Standard & Poors takes Moody’s threat to downgrade U.S. debt of there’s no deal and goes a step further, saying, in effect, that while it believes the political class will come to some sort of deal, not all deals are created equal:
Congress and the Administration might also settle for a smaller increase in the debt ceiling, or they might agree on a plan that, while avoiding a near-term default, might not, in our view, materially improve our base case expectation for the future path of the net general government debt-to-GDP ratio. U.S. political debate is currently more focused on the need for medium-term fiscal consolidation than it has been for a decade. Based on this, we believe that an inability to reach an agreement now could indicate that an agreement will not be reached for several more years. We view an inability to timely agree and credibly implement medium-term fiscal consolidation policy as inconsistent with a ‘AAA’ sovereign rating, given the expected government debt trajectory noted above.
That would seem to indicate that if all parties concerned adopt Mitch McConnell’s “Plan B,” which would shut responsibility for debt ceiling increases to the President and avoid any serious changes to either spending or the tax code, S&P will likely downgrade U.S. debt within 90 days.
But one thing that has gotten lost in all the hand-waving, petulance and posturing over the debt ceiling is that none of the plans past, present or future would really cause spending to go down. As the Richmond Time-Dispatch reminds us this morning, even that draconian, world-ending plan from Rep. Paul Ryan would see federal spending continue to increase, though at a slower rate than that proposed by the President:
You might not have heard this from the president’s cheerleaders in the establishment media, but nobody in power has proposed to shrink the federal budget. Nobody. The current federal budget totals about $3.8 trillion. The Republican proposal, from Rep. Paul Ryan, would raise spending to $4.7 trillion over the next decade. Obama wants to raise it to $5.7 trillion. The fight is not over whether to raise spending — but by how much.
Mind you, those increases would come on top of the already staggering recent growth of the federal budget — which stood at $2.9 trillion just three years ago.

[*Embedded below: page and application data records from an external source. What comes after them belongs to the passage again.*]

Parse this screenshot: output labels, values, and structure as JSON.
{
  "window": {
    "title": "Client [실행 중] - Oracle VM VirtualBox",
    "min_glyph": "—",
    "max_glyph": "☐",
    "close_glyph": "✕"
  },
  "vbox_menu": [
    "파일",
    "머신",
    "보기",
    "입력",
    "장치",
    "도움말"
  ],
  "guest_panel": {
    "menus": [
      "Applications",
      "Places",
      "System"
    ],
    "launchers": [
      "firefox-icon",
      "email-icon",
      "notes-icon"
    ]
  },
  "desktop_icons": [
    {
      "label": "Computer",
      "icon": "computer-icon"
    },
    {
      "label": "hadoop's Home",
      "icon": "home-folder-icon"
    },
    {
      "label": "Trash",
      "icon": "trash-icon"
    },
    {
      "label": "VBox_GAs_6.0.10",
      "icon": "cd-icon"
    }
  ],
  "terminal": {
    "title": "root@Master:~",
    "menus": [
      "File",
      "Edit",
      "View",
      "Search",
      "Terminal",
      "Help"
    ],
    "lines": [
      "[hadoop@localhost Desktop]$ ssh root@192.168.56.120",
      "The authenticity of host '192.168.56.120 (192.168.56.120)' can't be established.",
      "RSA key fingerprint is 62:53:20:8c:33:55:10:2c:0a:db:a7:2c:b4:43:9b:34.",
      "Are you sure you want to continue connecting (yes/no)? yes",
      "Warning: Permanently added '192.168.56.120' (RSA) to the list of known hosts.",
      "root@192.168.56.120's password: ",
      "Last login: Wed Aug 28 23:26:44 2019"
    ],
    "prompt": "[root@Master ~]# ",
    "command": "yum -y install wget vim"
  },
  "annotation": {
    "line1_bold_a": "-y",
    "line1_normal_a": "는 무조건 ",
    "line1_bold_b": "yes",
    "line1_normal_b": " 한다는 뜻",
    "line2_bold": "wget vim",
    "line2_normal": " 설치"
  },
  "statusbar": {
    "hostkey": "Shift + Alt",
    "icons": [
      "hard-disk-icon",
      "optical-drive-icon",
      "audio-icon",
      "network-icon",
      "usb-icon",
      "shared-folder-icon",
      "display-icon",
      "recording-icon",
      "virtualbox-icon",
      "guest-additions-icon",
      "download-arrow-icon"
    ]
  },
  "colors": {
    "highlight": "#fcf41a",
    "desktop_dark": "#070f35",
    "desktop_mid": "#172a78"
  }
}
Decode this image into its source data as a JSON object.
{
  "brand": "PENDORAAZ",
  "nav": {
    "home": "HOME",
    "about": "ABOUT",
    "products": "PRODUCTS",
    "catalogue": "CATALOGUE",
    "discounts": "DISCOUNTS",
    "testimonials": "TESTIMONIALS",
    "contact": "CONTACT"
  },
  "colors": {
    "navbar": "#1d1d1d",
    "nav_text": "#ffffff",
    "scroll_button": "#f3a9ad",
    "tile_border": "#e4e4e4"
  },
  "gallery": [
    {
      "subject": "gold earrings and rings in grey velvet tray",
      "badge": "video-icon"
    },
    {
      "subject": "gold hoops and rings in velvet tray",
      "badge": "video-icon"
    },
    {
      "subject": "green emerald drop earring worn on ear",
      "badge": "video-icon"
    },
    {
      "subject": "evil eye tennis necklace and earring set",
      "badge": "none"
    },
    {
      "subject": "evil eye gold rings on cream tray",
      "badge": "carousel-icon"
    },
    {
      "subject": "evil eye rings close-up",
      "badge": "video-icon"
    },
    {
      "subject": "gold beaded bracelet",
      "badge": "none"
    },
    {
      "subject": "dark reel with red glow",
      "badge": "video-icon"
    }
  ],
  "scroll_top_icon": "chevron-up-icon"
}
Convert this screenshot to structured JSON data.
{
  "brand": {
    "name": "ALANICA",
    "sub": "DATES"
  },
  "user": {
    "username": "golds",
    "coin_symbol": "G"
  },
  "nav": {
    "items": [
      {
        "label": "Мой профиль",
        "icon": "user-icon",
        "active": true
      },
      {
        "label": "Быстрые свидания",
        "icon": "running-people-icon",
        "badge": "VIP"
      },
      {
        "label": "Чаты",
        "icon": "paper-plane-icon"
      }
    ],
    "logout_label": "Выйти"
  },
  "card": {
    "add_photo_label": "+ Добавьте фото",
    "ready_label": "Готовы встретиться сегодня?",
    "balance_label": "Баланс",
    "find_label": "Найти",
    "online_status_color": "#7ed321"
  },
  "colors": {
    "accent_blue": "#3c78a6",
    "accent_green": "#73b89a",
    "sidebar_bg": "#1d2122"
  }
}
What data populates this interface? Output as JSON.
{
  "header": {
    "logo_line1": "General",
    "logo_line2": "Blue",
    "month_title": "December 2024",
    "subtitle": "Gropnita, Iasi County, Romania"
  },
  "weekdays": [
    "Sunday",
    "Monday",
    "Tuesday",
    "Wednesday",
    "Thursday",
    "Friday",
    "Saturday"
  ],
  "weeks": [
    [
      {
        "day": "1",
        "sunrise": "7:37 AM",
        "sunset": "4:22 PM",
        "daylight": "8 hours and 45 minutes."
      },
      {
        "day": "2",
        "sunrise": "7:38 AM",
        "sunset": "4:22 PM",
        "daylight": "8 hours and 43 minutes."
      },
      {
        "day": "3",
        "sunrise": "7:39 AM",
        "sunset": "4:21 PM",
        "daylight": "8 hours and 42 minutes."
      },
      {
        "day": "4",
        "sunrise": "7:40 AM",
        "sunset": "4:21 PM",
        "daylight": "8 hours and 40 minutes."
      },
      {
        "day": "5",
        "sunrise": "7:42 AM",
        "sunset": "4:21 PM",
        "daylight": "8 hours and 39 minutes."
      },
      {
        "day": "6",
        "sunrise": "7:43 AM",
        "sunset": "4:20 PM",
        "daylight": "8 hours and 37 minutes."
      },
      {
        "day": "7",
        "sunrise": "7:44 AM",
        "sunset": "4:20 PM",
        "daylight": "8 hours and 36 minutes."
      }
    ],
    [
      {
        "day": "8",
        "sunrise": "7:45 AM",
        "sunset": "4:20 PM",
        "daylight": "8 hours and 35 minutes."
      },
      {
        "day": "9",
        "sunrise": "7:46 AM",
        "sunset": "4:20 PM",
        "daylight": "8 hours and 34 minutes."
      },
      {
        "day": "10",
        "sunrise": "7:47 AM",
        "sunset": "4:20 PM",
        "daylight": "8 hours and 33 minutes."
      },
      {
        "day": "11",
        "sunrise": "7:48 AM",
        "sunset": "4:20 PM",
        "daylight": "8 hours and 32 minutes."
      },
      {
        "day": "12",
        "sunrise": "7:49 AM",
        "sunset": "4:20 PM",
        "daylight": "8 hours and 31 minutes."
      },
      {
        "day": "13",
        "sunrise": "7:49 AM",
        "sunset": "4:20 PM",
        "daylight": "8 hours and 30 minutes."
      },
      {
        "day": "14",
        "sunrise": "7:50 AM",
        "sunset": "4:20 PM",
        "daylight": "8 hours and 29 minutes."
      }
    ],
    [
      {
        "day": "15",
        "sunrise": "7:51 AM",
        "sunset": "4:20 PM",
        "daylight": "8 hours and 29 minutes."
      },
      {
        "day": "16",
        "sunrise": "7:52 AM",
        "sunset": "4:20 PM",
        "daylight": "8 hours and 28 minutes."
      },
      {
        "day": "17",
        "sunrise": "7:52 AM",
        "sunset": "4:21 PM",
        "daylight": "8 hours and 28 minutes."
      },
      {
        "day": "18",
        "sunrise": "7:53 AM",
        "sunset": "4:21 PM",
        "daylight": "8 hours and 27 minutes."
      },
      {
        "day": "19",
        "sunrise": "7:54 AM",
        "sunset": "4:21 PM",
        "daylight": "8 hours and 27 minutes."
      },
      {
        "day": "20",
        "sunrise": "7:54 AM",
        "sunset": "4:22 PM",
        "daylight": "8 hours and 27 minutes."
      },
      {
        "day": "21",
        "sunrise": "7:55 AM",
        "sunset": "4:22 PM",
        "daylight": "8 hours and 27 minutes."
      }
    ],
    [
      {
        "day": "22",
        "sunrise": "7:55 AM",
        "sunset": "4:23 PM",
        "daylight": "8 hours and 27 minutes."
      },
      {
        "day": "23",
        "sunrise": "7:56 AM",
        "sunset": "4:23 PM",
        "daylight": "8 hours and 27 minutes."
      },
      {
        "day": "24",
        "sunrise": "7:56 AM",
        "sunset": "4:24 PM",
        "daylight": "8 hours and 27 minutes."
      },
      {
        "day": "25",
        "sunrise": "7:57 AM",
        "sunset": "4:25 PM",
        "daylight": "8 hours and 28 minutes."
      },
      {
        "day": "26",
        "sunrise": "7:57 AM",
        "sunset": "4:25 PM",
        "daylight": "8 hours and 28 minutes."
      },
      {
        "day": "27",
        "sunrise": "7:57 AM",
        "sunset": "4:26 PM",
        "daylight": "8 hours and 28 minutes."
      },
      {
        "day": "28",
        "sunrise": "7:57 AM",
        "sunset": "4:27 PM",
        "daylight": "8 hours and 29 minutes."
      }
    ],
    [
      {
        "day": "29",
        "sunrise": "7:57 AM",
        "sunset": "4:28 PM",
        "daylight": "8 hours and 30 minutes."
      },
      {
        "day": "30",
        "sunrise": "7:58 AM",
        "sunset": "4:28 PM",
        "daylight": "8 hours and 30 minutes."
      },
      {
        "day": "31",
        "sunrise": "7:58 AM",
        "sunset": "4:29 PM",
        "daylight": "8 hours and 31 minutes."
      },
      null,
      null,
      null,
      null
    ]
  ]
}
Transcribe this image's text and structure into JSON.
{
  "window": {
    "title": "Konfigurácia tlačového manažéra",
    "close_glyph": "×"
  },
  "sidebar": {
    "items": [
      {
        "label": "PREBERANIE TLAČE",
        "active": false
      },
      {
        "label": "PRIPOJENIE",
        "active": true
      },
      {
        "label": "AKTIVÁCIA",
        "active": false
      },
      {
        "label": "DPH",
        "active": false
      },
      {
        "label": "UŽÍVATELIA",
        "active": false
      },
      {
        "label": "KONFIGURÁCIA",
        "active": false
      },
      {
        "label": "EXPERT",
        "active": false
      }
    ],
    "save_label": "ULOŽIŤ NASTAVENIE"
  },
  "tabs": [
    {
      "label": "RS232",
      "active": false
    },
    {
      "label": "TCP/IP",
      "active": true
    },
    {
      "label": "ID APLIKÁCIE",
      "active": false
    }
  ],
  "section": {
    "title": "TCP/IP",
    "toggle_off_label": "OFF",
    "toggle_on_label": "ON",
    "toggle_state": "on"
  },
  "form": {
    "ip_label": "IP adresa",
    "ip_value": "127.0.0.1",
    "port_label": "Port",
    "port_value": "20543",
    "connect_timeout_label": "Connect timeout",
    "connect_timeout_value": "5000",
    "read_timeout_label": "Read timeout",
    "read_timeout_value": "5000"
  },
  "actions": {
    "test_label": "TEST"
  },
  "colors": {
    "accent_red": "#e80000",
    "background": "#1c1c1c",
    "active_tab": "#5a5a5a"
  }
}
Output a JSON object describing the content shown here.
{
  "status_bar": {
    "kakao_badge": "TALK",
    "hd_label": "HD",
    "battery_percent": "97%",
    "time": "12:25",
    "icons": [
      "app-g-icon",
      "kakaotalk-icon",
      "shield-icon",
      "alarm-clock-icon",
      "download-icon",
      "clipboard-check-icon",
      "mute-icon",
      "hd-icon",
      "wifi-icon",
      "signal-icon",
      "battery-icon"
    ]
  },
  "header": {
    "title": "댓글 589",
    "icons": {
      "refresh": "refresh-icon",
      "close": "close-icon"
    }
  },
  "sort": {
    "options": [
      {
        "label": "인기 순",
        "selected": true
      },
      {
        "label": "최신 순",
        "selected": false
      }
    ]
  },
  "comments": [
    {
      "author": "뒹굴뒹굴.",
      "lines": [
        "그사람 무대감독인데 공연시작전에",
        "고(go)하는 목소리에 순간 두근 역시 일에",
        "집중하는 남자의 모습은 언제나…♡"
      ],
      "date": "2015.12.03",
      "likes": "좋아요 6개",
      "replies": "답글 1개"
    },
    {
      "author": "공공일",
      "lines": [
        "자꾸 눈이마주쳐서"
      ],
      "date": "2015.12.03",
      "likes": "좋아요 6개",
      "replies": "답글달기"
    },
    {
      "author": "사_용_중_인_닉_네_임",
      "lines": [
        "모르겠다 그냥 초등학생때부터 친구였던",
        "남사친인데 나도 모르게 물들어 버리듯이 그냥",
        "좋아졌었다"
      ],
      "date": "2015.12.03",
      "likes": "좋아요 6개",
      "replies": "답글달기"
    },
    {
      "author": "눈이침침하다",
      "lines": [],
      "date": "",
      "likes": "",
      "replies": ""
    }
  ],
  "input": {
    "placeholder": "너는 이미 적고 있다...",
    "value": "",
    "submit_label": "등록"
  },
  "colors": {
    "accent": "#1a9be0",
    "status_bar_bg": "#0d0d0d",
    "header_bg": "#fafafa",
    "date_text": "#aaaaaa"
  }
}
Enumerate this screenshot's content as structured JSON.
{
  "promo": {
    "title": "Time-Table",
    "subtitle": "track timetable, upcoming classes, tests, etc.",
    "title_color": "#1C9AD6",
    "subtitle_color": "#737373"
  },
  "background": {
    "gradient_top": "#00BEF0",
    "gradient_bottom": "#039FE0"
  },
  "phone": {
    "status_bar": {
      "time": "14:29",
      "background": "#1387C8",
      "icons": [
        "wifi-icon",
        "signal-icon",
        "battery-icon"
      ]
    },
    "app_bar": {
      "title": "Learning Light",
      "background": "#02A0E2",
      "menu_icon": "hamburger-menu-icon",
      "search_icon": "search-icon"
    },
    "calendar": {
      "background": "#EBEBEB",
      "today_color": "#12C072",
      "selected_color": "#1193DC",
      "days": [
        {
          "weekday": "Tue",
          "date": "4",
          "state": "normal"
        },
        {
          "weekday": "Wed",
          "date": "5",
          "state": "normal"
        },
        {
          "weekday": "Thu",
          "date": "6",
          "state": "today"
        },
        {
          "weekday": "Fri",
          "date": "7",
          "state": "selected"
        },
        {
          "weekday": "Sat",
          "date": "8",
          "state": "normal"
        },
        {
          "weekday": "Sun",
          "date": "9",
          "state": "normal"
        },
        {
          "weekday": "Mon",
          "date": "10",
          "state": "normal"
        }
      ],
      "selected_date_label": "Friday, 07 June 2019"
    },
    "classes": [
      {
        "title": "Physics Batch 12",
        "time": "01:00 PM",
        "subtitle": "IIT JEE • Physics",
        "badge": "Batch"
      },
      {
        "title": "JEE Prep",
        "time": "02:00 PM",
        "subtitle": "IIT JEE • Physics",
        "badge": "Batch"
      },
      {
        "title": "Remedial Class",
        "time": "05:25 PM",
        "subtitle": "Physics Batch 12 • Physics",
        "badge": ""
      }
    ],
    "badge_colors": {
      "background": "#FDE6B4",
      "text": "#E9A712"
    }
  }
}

Spending has ballooned 30 percent, and Republicans agree to grow it more.
In short, no one in Congress or the White House is talking about using honest math.
(Cross-posted at Score Radio Network)